Speaking to the Associated Press after his resignation, Bondarev said he was left with no choice.
“Of course it worries (me), Ukraine, as it is a pivotal moment because there is no choice after that, there is only one choice - to leave, to quit. (I) don't know for now what I'm going to do next. I'm thinking about it, but I think if I have to go back to Russia, then the prospects may be not very pleasant.”
The veteran diplomat said he had raised concerns with superiors in Moscow. “The response was that everything is going according to plan, it's all right and that the government and the president know what they're doing,” he said.
The resignation will be embarrassing for the Kremlin, says Valery Solovei, a former professor at the Moscow State Institute of International Relations, where he taught several of Russia’s diplomats.
“This is a very bad sign for the Kremlin because they were… absolutely sure in loyalty of their Russian foreign office, because usually its men are very loyal. I think that he (Bondarev) reflects the general emotion of many of his colleagues in the Foreign Office, but it doesn’t mean that they are ready to follow,” Solovei told VOA.
Moscow has since conducted an urgent review of its diplomatic staff, according to Solovei.
“There was a report made by Russian security to the president. And according to the report, there was a list which consists of a hundred persons in the Russian Foreign Office, which are potentially disloyal to the Kremlin. And that's something very, very new.

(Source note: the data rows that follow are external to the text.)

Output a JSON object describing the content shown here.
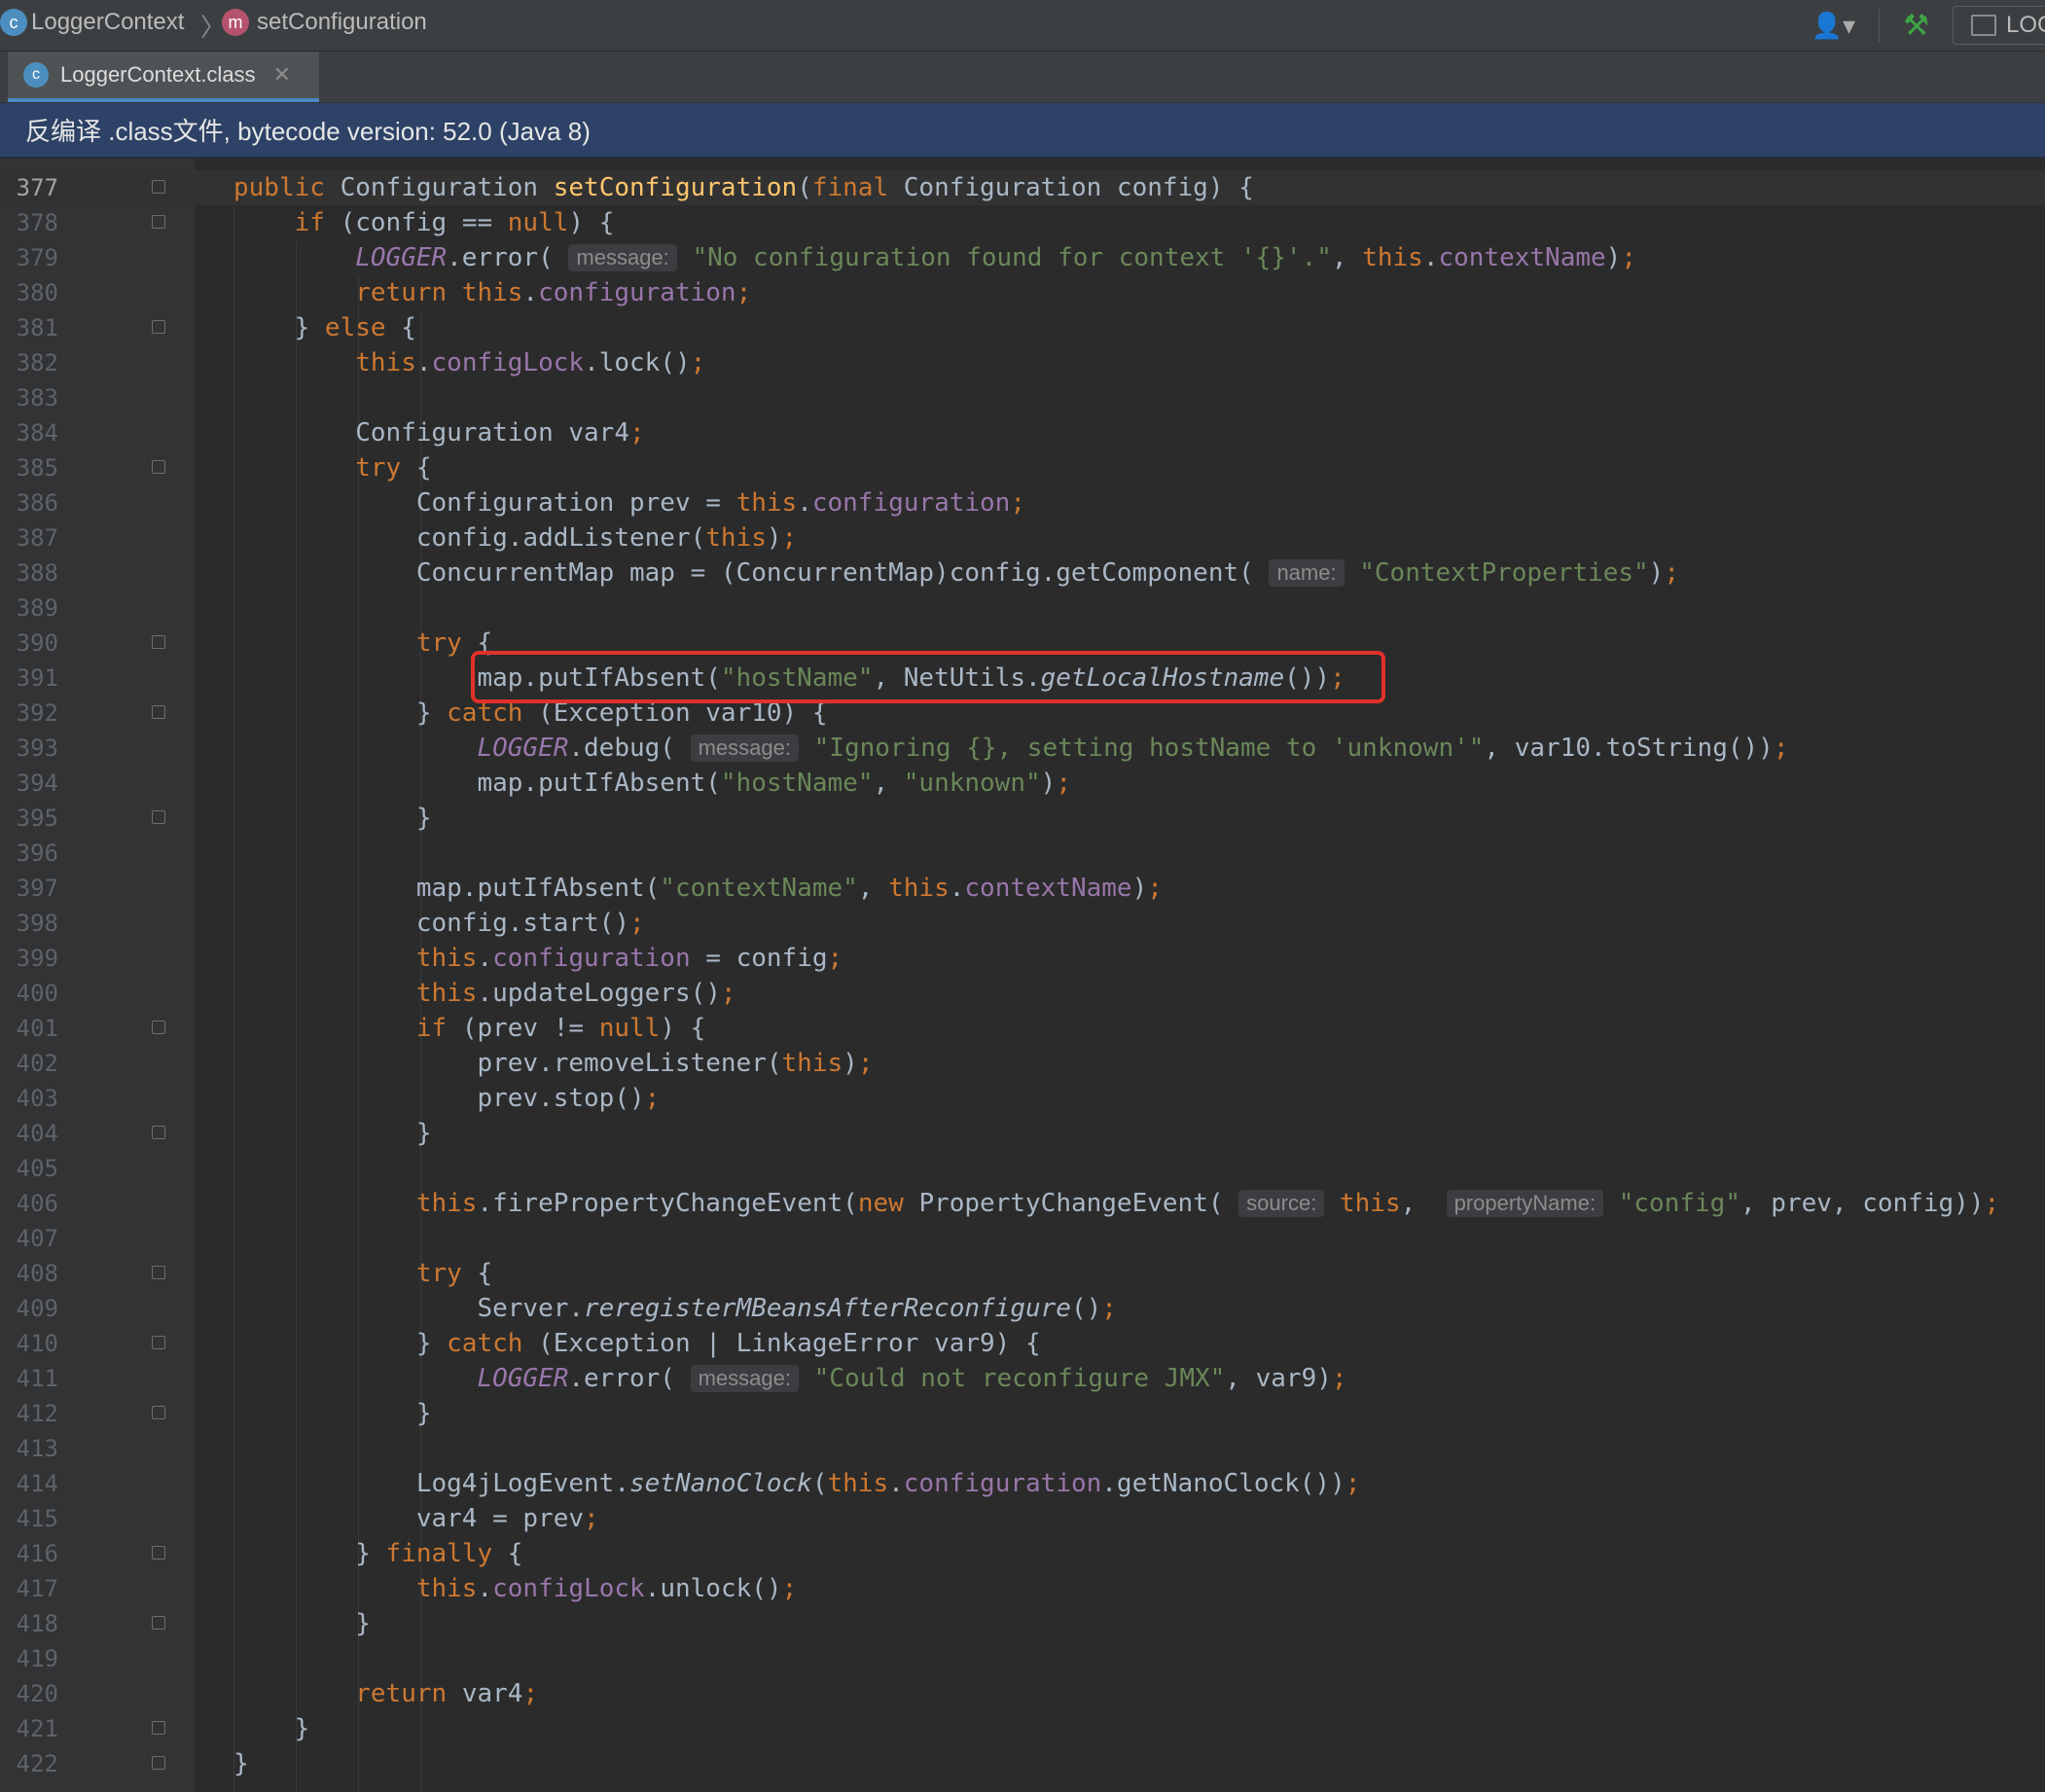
{
  "breadcrumb": {
    "class_icon": "class-icon",
    "class_icon_letter": "c",
    "class_name": "LoggerContext",
    "separator": "〉",
    "method_icon": "method-icon",
    "method_icon_letter": "m",
    "method_name": "setConfiguration"
  },
  "toolbar": {
    "user_icon": "user-dropdown-icon",
    "build_icon": "hammer-icon",
    "run_config_label": "LOG"
  },
  "tab": {
    "icon": "class-file-icon",
    "label": "LoggerContext.class",
    "close": "✕"
  },
  "banner": {
    "text": "反编译 .class文件, bytecode version: 52.0 (Java 8)"
  },
  "editor": {
    "current_line": 377,
    "highlighted_line": 391,
    "highlight_color": "#e0312a",
    "lines": [
      {
        "n": "377",
        "html": "<span class=\"kw\">public </span>Configuration <span class=\"fn\">setConfiguration</span>(<span class=\"kw\">final </span>Configuration config) {"
      },
      {
        "n": "378",
        "html": "    <span class=\"kw\">if </span>(config == <span class=\"kw\">null</span>) {"
      },
      {
        "n": "379",
        "html": "        <span class=\"st\">LOGGER</span>.error( <span class=\"hint\">message:</span> <span class=\"str\">\"No configuration found for context '{}'.\"</span>, <span class=\"kw\">this</span>.<span class=\"fld\">contextName</span>)<span class=\"kw\">;</span>"
      },
      {
        "n": "380",
        "html": "        <span class=\"kw\">return this</span>.<span class=\"fld\">configuration</span><span class=\"kw\">;</span>"
      },
      {
        "n": "381",
        "html": "    } <span class=\"kw\">else </span>{"
      },
      {
        "n": "382",
        "html": "        <span class=\"kw\">this</span>.<span class=\"fld\">configLock</span>.lock()<span class=\"kw\">;</span>"
      },
      {
        "n": "383",
        "html": ""
      },
      {
        "n": "384",
        "html": "        Configuration var4<span class=\"kw\">;</span>"
      },
      {
        "n": "385",
        "html": "        <span class=\"kw\">try </span>{"
      },
      {
        "n": "386",
        "html": "            Configuration prev = <span class=\"kw\">this</span>.<span class=\"fld\">configuration</span><span class=\"kw\">;</span>"
      },
      {
        "n": "387",
        "html": "            config.addListener(<span class=\"kw\">this</span>)<span class=\"kw\">;</span>"
      },
      {
        "n": "388",
        "html": "            ConcurrentMap map = (ConcurrentMap)config.getComponent( <span class=\"hint\">name:</span> <span class=\"str\">\"ContextProperties\"</span>)<span class=\"kw\">;</span>"
      },
      {
        "n": "389",
        "html": ""
      },
      {
        "n": "390",
        "html": "            <span class=\"kw\">try </span>{"
      },
      {
        "n": "391",
        "html": "                map.putIfAbsent(<span class=\"str\">\"hostName\"</span>, NetUtils.<span class=\"it\">getLocalHostname</span>())<span class=\"kw\">;</span>"
      },
      {
        "n": "392",
        "html": "            } <span class=\"kw\">catch </span>(Exception var10) {"
      },
      {
        "n": "393",
        "html": "                <span class=\"st\">LOGGER</span>.debug( <span class=\"hint\">message:</span> <span class=\"str\">\"Ignoring {}, setting hostName to 'unknown'\"</span>, var10.toString())<span class=\"kw\">;</span>"
      },
      {
        "n": "394",
        "html": "                map.putIfAbsent(<span class=\"str\">\"hostName\"</span>, <span class=\"str\">\"unknown\"</span>)<span class=\"kw\">;</span>"
      },
      {
        "n": "395",
        "html": "            }"
      },
      {
        "n": "396",
        "html": ""
      },
      {
        "n": "397",
        "html": "            map.putIfAbsent(<span class=\"str\">\"contextName\"</span>, <span class=\"kw\">this</span>.<span class=\"fld\">contextName</span>)<span class=\"kw\">;</span>"
      },
      {
        "n": "398",
        "html": "            config.start()<span class=\"kw\">;</span>"
      },
      {
        "n": "399",
        "html": "            <span class=\"kw\">this</span>.<span class=\"fld\">configuration</span> = config<span class=\"kw\">;</span>"
      },
      {
        "n": "400",
        "html": "            <span class=\"kw\">this</span>.updateLoggers()<span class=\"kw\">;</span>"
      },
      {
        "n": "401",
        "html": "            <span class=\"kw\">if </span>(prev != <span class=\"kw\">null</span>) {"
      },
      {
        "n": "402",
        "html": "                prev.removeListener(<span class=\"kw\">this</span>)<span class=\"kw\">;</span>"
      },
      {
        "n": "403",
        "html": "                prev.stop()<span class=\"kw\">;</span>"
      },
      {
        "n": "404",
        "html": "            }"
      },
      {
        "n": "405",
        "html": ""
      },
      {
        "n": "406",
        "html": "            <span class=\"kw\">this</span>.firePropertyChangeEvent(<span class=\"kw\">new </span>PropertyChangeEvent( <span class=\"hint\">source:</span> <span class=\"kw\">this</span>,  <span class=\"hint\">propertyName:</span> <span class=\"str\">\"config\"</span>, prev, config))<span class=\"kw\">;</span>"
      },
      {
        "n": "407",
        "html": ""
      },
      {
        "n": "408",
        "html": "            <span class=\"kw\">try </span>{"
      },
      {
        "n": "409",
        "html": "                Server.<span class=\"it\">reregisterMBeansAfterReconfigure</span>()<span class=\"kw\">;</span>"
      },
      {
        "n": "410",
        "html": "            } <span class=\"kw\">catch </span>(Exception | LinkageError var9) {"
      },
      {
        "n": "411",
        "html": "                <span class=\"st\">LOGGER</span>.error( <span class=\"hint\">message:</span> <span class=\"str\">\"Could not reconfigure JMX\"</span>, var9)<span class=\"kw\">;</span>"
      },
      {
        "n": "412",
        "html": "            }"
      },
      {
        "n": "413",
        "html": ""
      },
      {
        "n": "414",
        "html": "            Log4jLogEvent.<span class=\"it\">setNanoClock</span>(<span class=\"kw\">this</span>.<span class=\"fld\">configuration</span>.getNanoClock())<span class=\"kw\">;</span>"
      },
      {
        "n": "415",
        "html": "            var4 = prev<span class=\"kw\">;</span>"
      },
      {
        "n": "416",
        "html": "        } <span class=\"kw\">finally </span>{"
      },
      {
        "n": "417",
        "html": "            <span class=\"kw\">this</span>.<span class=\"fld\">configLock</span>.unlock()<span class=\"kw\">;</span>"
      },
      {
        "n": "418",
        "html": "        }"
      },
      {
        "n": "419",
        "html": ""
      },
      {
        "n": "420",
        "html": "        <span class=\"kw\">return </span>var4<span class=\"kw\">;</span>"
      },
      {
        "n": "421",
        "html": "    }"
      },
      {
        "n": "422",
        "html": "}"
      }
    ],
    "fold_markers": [
      "377",
      "378",
      "381",
      "385",
      "390",
      "392",
      "395",
      "401",
      "404",
      "408",
      "410",
      "412",
      "416",
      "418",
      "421",
      "422"
    ]
  }
}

“There will be more control outside the country and maybe some who are on the list, who were included in the list as potentially disloyal, will be removed from their embassies outside or outside the country to Moscow,” Solovei said. VOA is unable to independently verify the existence of such a list.
The Kremlin is embarrassed - but won’t be panicking following Bondarev’s very public resignation, says political analyst Alex Titov of Queen’s University Belfast.
“I wouldn't expect them to have mass resignations,” Titov told VOA. “Diplomats are a special caste in a sense; they are selected for, they (the government) use their loyalty in many ways. They also have a lot of benefits. And they are professionals, which are attuned to this idea of hostility with the West.”
“If you remember with Belarus, there were much more high-profile resignations when there was uncertainty about whether Lukashenko would survive in August 2020 (after the government crackdown on pro-democracy protests). You had several ambassadors resigning.”
“Nothing like that happens in Russia. So it is a bad sign something like this happens for the Kremlin, but at the same time I don't think it would kind of set off alarm bells necessarily,” Titov said.
Boris Bondarev told the Associated Press that he fears for his safety. Under President Vladimir Putin’s rule, several dissidents living overseas have been killed or targeted by the Russian state, although Moscow denies such actions. The Kremlin enforces loyalty, says Valery Solovei.
“Fear. Fear and strong control. Speakers against Putin are under threat, under potential threat, and they know it perfectly,” Solovei said.